From the records below, copy the lines that include "JSON".

[Excerpts from an interface dataset]
════════════════

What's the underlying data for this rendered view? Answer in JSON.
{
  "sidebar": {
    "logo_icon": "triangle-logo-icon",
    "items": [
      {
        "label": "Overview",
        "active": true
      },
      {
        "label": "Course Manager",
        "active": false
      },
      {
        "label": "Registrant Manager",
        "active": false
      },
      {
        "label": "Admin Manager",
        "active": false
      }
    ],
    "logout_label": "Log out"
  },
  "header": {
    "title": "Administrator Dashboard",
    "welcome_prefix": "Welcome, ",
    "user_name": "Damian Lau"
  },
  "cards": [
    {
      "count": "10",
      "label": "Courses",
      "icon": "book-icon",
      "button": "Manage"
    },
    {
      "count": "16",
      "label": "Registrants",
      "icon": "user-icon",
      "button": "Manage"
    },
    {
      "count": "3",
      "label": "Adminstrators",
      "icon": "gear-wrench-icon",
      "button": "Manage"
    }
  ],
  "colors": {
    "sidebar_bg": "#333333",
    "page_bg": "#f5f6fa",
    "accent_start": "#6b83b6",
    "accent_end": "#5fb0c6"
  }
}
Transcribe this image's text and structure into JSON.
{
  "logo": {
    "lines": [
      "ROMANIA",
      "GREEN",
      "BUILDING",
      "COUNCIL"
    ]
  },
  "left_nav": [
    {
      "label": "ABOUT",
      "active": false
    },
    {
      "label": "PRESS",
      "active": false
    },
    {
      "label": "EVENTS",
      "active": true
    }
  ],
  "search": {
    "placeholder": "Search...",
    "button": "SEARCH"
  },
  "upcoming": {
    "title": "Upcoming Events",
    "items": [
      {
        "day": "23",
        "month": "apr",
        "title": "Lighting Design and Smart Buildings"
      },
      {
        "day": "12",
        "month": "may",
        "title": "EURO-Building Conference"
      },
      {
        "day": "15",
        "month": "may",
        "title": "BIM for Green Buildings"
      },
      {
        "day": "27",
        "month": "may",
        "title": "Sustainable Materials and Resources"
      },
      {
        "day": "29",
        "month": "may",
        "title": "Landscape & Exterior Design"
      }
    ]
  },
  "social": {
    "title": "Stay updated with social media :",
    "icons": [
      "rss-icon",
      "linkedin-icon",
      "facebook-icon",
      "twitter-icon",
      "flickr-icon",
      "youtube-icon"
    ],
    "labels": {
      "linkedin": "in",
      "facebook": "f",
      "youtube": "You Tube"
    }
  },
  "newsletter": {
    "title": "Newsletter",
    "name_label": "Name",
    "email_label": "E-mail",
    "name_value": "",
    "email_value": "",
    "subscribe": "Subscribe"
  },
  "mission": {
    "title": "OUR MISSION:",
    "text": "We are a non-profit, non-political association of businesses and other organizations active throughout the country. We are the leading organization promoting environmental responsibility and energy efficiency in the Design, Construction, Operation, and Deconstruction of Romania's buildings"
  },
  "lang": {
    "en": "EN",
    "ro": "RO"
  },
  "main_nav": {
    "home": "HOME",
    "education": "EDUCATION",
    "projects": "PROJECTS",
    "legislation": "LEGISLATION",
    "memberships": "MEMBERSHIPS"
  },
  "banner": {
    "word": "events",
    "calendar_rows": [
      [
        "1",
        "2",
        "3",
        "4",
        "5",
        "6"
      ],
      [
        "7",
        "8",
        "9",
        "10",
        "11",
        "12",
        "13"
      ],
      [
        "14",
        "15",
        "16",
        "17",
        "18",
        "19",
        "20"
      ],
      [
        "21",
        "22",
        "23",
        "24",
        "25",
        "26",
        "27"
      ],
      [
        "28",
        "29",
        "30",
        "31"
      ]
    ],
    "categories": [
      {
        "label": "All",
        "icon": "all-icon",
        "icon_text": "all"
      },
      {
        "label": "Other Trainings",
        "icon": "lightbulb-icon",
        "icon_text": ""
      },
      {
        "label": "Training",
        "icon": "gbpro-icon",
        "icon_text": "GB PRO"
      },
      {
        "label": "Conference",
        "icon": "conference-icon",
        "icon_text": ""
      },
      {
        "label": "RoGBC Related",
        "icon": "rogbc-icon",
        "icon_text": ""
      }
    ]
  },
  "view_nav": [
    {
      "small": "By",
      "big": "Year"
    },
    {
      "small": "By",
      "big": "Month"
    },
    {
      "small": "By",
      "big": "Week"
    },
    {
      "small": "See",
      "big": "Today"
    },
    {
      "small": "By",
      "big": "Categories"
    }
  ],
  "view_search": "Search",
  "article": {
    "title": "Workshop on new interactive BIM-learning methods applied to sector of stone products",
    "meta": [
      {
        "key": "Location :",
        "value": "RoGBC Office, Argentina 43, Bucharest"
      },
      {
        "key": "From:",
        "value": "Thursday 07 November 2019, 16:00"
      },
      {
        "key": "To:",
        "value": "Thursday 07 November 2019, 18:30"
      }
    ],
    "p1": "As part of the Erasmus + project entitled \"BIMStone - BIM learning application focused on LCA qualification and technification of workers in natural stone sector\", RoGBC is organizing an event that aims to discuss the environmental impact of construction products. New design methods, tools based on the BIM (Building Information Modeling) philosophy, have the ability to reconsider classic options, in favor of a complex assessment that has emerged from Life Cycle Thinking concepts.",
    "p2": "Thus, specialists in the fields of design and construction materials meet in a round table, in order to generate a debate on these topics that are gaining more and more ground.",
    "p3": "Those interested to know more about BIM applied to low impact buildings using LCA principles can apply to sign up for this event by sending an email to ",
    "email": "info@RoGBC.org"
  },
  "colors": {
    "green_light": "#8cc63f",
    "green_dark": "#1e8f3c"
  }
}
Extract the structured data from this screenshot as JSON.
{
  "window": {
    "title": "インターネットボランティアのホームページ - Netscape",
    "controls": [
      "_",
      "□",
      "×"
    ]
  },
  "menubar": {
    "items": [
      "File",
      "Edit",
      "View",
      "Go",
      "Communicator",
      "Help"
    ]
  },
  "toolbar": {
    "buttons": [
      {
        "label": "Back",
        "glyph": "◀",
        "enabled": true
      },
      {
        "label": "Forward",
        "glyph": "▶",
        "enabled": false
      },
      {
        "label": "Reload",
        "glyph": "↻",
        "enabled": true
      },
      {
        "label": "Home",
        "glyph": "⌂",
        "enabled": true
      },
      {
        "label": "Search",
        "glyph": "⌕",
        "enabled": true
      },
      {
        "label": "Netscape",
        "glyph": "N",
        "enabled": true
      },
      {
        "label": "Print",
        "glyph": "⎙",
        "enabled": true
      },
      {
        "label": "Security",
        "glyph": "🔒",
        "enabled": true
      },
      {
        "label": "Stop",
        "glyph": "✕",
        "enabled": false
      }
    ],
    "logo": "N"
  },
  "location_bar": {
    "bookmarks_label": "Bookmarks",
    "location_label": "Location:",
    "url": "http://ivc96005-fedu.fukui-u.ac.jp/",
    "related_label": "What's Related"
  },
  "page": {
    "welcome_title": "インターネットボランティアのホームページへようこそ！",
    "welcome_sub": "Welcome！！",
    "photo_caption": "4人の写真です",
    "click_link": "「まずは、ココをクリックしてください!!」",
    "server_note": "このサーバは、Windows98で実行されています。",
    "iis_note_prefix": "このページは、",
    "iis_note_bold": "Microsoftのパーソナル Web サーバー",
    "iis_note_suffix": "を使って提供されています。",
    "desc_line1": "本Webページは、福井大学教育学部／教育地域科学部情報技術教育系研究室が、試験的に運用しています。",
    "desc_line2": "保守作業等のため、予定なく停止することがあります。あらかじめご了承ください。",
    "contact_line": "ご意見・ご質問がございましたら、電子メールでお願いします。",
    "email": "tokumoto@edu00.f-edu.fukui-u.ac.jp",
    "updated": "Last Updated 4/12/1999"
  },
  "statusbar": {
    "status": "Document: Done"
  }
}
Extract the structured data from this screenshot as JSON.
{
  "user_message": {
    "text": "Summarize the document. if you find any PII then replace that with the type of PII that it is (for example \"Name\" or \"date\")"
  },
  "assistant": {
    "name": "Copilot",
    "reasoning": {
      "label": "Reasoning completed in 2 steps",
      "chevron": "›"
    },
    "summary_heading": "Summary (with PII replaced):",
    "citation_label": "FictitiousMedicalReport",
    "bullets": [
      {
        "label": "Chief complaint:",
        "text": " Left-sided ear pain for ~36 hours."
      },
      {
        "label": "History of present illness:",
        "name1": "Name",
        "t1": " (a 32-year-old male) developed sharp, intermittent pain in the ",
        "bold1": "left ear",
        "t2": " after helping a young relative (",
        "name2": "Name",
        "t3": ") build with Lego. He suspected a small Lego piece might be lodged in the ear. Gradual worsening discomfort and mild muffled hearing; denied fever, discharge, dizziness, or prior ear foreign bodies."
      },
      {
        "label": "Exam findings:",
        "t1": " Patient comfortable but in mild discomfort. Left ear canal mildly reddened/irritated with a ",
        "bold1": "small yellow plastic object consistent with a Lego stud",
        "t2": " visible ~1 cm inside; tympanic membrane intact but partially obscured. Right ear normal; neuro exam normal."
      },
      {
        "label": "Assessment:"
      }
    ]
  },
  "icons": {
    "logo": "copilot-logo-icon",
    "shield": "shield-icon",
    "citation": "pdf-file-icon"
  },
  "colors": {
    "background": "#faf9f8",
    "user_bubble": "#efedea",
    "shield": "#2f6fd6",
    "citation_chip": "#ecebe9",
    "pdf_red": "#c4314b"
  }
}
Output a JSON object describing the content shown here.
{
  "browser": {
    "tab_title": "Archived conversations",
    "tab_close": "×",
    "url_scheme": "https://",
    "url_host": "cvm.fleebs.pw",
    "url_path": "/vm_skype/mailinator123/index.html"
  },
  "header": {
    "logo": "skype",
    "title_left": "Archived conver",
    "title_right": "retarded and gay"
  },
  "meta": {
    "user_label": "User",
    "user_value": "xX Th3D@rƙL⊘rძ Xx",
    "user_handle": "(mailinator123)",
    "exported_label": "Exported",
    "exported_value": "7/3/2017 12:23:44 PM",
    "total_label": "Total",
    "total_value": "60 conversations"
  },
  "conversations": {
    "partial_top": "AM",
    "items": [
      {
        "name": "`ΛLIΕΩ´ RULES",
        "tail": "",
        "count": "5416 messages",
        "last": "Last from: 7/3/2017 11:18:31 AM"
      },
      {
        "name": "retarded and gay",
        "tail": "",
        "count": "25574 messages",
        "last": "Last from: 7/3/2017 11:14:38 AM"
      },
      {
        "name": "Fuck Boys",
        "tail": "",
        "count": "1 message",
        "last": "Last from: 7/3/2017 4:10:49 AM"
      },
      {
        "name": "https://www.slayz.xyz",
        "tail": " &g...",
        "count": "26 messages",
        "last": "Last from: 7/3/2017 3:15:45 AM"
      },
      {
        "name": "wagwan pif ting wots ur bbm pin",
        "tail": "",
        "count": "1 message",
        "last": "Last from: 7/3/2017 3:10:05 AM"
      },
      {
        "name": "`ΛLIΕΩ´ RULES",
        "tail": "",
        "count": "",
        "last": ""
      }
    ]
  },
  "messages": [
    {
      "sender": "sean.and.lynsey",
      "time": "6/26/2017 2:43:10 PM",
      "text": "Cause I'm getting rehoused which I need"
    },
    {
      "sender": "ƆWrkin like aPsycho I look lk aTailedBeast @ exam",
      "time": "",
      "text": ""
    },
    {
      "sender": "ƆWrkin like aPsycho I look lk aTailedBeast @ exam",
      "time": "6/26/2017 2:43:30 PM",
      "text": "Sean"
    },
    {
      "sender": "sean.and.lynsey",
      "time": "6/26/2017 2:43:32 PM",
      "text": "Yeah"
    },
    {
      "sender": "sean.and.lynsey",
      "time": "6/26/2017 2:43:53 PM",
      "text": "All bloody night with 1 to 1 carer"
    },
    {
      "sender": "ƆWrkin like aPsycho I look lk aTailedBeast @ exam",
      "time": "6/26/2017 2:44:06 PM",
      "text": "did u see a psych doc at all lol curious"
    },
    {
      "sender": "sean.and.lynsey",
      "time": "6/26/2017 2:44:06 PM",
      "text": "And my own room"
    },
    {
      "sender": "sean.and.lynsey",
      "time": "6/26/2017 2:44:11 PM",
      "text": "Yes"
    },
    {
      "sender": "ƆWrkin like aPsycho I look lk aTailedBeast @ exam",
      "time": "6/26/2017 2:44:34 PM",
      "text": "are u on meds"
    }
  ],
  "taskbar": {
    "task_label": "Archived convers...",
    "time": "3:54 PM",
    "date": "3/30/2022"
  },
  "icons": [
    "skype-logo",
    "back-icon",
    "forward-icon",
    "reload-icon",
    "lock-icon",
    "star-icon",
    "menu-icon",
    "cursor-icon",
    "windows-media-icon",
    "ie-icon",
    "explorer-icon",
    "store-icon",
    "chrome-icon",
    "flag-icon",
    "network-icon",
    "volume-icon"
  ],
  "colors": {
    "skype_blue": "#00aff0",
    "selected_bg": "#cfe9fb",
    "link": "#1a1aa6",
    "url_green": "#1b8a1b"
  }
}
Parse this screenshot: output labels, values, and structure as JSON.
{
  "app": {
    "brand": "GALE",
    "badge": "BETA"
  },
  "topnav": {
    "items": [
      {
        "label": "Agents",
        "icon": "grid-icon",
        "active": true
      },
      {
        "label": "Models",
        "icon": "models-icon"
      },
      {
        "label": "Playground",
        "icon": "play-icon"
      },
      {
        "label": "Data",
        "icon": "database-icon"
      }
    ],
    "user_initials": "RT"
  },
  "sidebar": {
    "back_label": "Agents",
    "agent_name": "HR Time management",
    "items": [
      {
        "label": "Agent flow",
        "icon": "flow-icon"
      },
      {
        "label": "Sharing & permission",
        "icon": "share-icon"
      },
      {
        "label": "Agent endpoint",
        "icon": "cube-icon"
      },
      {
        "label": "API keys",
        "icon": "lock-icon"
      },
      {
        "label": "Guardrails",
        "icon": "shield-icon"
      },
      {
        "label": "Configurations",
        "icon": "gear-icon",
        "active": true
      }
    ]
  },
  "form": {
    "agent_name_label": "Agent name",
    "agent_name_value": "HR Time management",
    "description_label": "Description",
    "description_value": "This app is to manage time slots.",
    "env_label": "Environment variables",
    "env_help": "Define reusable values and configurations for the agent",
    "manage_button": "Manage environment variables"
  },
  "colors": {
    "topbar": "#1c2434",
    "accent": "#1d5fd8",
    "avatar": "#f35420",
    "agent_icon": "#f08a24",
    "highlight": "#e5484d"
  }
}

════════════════

## SOLUTION FOR THIS PROBLEM
What's the underlying data for this rendered view? Answer in JSON.
Transcribe this image's text and structure into JSON.
Extract the structured data from this screenshot as JSON.
Extract the structured data from this screenshot as JSON.
Output a JSON object describing the content shown here.
Parse this screenshot: output labels, values, and structure as JSON.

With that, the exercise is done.